Henry Hetherington was the hero of the campaign for an unstamped press – the radical protest movement which defied the law to publish news and political opinion while refusing to pay a newspaper tax which put most publications out of the reach of working people.
He would later go on to be a founder member of the London Working Men’s Association and a delegate to the First Chartist Convention of 1839.
While serving as a delegate, the Charter newspaper published a profile and portrait of Hetherington.

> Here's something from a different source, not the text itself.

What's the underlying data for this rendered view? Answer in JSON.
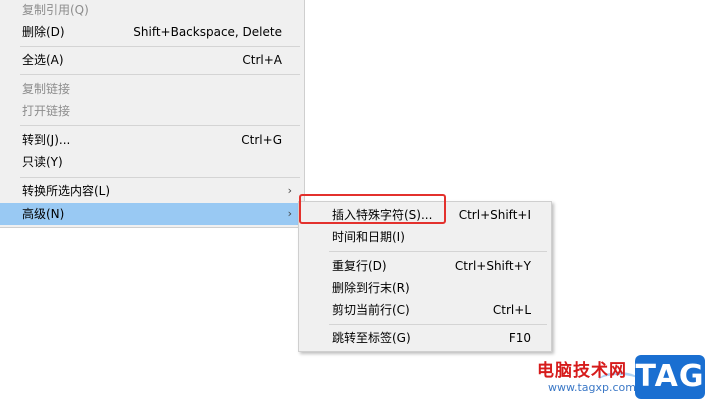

This forms the basis of a page on Henry Hetherington which now appears on Chartist Ancestors.
During the 1830s, Hetherington was three times imprisoned for his principled stand before finally claiming a partial victory for The Poor Man’s Guardian, which he published, when the government backed down and repealed to obligation to pay tax on political publications.
He would later go to prison once again when he was convicted of blasphemy for publishing a book attacking the Old Testament. In later years, Hetherington would devote much of his energy to the cause of free thinking and rational religion.
Hetherington played an important role in the development of the moderate form of Chartism more usually associated with William Lovett, but less as an original thinker or leader than as “a symbol of conscience”, as his entry in the Dictionary of National Biography puts it.
Hetherington was largely out of sympathy with the mass movement that Chartism became, and his lack of humour and tendency to self-righteousness managed to alienate even his allies, among them Francis Place, who described him as “one of those men whose peculiarities fit them for martyrs”.
Yet he was without doubt a brave fighter for the causes in which he believed.